By John Pint
you like to to watch world news on TV every day, three English-speaking
channels are usually available by satellite all over Mexico. These are
CNN International, BBC World Service and Fox News.
Which of the three is best? That depends very much on your cultural,
social, intellectual or political background. Curiously, more and more
expats in Mexico and around the world are discovering a “fourth
alternative” only available in many cases, via internet.
The unlikely-sounding alternative is Al Jazeera English,
broadcasting from Doha, a wee bit far from Jocotepec, Tlaquepaque and
El Tuito. What could Al Jazeera or AJ have to say of interest to
“Mexpats”? Marilyn Moss writes from the shores of Lake Chapala:
“AJ is my go-to internet news source for the most unbiased
investigating and reporting. If I can't find what I'm looking for
there, my second go-to is BBC News. Prefer AJ for its breadth and
Says Dianne Davis on Mexpat Guadalajara's Facebook page: “I was
stranded in Cairo during the 2010 gov't overthrow, and CNN was useless.
The same 90 minutes of video over and over. For days I
literally had no way to know if or when I would be able to leave. That
was pretty scary. From my friend's apartment balcony, we saw the cat
and mouse games between the military and civilians. Al Jazeera always
had new information along with interviews. I love Al Jazeera.”
Jovanna Lord adds: “It also has coverage of local issues in English!
Great article about Minerva Brewing... and the hazards of buses in the
Checking out what AJ has to say about Guadalajara's buses and beers, I
discovered that both stories were contributed by none other than Duncan
Tucker, former writer for the Guadalajara Reporter. No wonder they've

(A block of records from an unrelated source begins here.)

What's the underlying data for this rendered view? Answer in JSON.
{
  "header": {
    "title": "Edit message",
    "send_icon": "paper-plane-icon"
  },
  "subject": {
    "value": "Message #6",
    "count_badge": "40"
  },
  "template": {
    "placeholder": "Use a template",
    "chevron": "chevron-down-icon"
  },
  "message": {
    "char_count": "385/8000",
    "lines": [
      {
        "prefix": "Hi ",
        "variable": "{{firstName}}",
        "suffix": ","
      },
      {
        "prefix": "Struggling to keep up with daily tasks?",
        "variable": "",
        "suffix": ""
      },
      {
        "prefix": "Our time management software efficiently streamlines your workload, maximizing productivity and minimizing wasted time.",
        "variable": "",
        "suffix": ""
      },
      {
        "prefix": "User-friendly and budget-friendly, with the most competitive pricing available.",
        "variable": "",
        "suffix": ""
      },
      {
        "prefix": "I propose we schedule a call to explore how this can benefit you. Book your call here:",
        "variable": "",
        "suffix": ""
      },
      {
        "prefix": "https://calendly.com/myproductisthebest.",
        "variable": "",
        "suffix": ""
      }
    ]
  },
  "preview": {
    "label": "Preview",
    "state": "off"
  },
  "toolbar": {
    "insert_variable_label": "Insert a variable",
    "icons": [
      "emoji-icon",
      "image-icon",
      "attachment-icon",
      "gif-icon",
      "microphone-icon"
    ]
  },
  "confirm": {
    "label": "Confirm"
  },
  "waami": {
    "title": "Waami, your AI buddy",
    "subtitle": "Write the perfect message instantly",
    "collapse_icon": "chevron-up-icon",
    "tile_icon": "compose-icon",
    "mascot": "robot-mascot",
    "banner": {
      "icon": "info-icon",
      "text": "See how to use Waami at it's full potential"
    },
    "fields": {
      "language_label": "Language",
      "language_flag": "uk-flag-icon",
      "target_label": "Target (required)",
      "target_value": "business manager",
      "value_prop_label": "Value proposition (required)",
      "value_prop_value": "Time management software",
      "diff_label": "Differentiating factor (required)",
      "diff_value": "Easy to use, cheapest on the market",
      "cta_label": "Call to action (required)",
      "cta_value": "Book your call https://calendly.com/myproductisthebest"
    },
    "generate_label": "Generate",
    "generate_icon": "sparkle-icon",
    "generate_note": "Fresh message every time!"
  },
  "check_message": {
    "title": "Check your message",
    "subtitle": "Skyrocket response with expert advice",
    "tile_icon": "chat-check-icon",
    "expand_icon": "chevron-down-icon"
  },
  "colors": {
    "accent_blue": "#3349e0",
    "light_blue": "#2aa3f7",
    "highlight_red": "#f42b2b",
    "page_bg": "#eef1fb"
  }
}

got a finger on Western Mexico's pulse!
How did AJ get to where it is today? This service began broadcasting 24
hours a day in 1999 when there was what could be called a TV Truth
Vacuum in the Middle East. In those days, most government-sponsored
news programs habitually focused on the comings, goings and
tea-drinking sessions of the ruling King or Sheikh, while ordinary
people with relatives in hot spots like Lebanon and Palestine were
desperate for reliable news about what was really going on in the
streets. When Al Jazeera, broadcasting from Qatar, began to cover these
stories in Arabic, everyone who could pick up the signal was glued to
his or her TV screen. I know. I was there.
Zapopan, where I live now, is far from Qatar, nevertheless the best TV
coverage I've seen on the plight of Central-American
migrants passing through Mexico on their way to the USA has
been on Al Jazeera. To understand what I mean, check John Holman's
story “Portrait of a People Smuggler.” Just search for this title on
Mexico's ex-pats are not the only ones who have discovered AJ. Here are
a few answers to the question, “What do you think of Al Jazeera's
Coverage?” which recently appeared on their website.
“I hadn't thought a program originating from the Middle East could be
so objective and provide so much information. Until I began to view Al
Jazeera, I thought the reporting would be slanted, anti-US and
anti-Israel, and non-objective. But I was wrong. I'm often on your
(AJ's) website and enjoy the in-depth reporting.
--Charles Laughlin, 07/02/16
“I just wanted to express my thanks to your entire staff for presenting
the news of the world from such a fresh, independent, and
different-from-everybody-else position. As an ex-pat American living in
New Zealand for the past 14 years, I really appreciate the way you tell
the stories of the mistreated and the downtrodden who are either
glossed over or ignored by the other major news networks. Keep up the
good work!” --Dr. John Gieschen, 17/12/15
“Thank you for being a beacon of professional, honest, objective and
true journalism! I am beyond sick of the biased, sensationalistic,
tabloid style garbage that passes for news on CNN, Fox, etc. They were
obviously designed for people that are easily distracted by 'noisy and
shiny' things.” --Walter Lesaulnier, 05/02/16
A few years ago, CNN had a program called Diplomatic License. One day
in 2006, the host, Richard Roth, announced that the network planned to
terminate his program. “Email me if you have comments,” he suggested. I
did, supporting the idea that a weekly program focusing on what goes on
in the UN was exactly what a “World News” service ought to feature. To
my amazement, Roth sent back a personal thank you. Nevertheless, the
program was canceled and for me that marked the moment CNN “threw in
the towel” and joined the tabloid crowd. Sad to say, I fear the BBC,
which I loyally followed via short-wave radio for 50 years, is heading
in the same direction. And as for Fox, well, it is occasionally good
for a laugh, I must admit.
So there you are. If you're into golf and yachting, CNN is for you.
Royal weddings and babies? Stay tuned to the BBC. But if you are like
Dr. Gieschen above and want to know more about the downtrodden on this
planet, I suggest you have a look at Al Jazeera. And did I mention
there's no advertising?